The Enneagram represents a model of wholeness: each of the points on the Enneagram not only describes individual personalities but also characterizes certain archetypal elements that are universal. By embarking on the individual journey toward wholeness, we move toward greater connectivity with the rest of the living universe. The problems the world is facing today on the social and environmental level require a higher level of consciousness to solve. What got us here won’t get us there.This framework allows us to see and understand the patterns that have us stuck and identifies a pathway forward to a greater sense of unity and connection to the natural world.

If you are drawn to start this journey, contact me for a complimentary assessment and debrief session. I have two available. The world needs all of us to move toward our best selves. 

Blog Series

Creating a Championship Team with the Enneagram

The Enneagram: Nine Points of View and Core Motivation

The Enneagram: Connecting Ancient Wisdom to Global Transformation

The Enneagram and Neuroscience: Growing New Neural Pathways

The Fruits of Mini-Sabbaticals

Since 2015, I have been taking intentional breaks away from work to experience the 4 Rs (rest, reflection, rejuvenation, resetting).  As I prepared this year, I was chatting with someone and they said, “Oh you are taking a vacation?” I said, no, this isn’t what I consider a vacation.”

When I take a vacation, I maximize the experience of that particular location, getting out and doing something every day, on the go.

The concept of my mini-sabbatical is “slow down” time. It is deep thinking time, design time and release time.

When I began these trips in 2015, it was to put myself in a different place to tap into my creativity and innovation to work on the design of a new program, Vista Leadership Academy. That process continued annually as the program evolved to the Vista Leadership Institute in 2019. Creating the “white space” to allow my brain to slow down and tap into the emerging vision and translating that to an offering to leaders was deeply meaningful.

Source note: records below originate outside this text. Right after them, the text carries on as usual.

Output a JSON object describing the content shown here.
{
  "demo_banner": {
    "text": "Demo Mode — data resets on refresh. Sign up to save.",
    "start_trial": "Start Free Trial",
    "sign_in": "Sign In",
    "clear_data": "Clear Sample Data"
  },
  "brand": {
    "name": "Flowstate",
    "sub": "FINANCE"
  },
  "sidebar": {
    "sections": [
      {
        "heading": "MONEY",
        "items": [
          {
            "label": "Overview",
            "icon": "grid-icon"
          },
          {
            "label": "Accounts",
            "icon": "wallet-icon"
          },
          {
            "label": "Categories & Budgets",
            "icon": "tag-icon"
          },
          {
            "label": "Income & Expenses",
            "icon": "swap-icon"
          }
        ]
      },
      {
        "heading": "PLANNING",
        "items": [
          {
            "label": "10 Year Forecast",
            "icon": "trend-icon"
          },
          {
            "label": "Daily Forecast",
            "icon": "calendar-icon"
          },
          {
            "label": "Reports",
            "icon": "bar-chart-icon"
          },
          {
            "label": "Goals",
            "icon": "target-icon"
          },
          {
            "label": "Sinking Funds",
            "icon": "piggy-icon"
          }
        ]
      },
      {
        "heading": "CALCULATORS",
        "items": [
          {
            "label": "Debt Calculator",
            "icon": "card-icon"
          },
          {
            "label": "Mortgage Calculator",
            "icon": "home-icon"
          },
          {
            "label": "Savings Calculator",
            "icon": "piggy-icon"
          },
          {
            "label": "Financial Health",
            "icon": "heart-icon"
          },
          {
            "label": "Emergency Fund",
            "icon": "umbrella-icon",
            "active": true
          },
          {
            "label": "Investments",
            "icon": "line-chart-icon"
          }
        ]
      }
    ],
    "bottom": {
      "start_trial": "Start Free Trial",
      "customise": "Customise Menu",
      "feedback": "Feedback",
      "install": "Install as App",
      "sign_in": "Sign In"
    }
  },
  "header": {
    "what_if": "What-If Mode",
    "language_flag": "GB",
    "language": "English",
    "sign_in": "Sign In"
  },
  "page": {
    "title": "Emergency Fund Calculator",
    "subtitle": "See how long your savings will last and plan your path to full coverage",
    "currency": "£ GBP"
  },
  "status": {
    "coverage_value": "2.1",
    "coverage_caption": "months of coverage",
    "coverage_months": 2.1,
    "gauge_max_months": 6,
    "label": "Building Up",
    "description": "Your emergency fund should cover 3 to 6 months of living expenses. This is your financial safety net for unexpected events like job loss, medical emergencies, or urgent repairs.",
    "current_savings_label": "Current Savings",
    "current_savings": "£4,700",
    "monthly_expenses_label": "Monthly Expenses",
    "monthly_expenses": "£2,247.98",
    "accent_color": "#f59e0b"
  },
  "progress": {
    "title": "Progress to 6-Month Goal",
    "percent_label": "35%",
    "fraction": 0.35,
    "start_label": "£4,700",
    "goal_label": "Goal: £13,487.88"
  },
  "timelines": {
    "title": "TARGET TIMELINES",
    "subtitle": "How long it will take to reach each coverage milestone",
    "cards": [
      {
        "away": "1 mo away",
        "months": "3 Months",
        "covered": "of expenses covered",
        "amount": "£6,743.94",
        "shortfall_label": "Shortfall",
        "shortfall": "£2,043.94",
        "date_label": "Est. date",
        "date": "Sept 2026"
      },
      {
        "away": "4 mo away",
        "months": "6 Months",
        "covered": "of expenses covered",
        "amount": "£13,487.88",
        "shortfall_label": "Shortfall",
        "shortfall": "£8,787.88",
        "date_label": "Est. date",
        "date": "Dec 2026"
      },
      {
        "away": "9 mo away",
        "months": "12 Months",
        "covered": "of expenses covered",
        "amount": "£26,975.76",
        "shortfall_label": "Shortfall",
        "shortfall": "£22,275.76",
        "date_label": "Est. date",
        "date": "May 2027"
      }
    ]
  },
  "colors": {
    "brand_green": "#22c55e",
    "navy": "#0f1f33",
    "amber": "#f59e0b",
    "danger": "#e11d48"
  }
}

This year, I used one of the tools that we used in the Vista Leadership Institute, Otto Scharmer’s Theory U process of letting go to presencing to letting come.  “Who is the Self? What is my Work?”

With that exploration, I decided to “let go” of the Vista Leadership Institute. Over the 8 year journey of this program, close to 100 people have been engaged and impacted. It fostered transformation in leaders across the Americas, including myself. Now, I am sensing a new idea, it started to percolate as I prepared for this year’s mini-sabbatical. I have begun the cycle of the U again, it is emerging and you will likely see it presencing in 2023.

I encourage you to pause, create the space for what is presencing, the emerging future, your best future Self.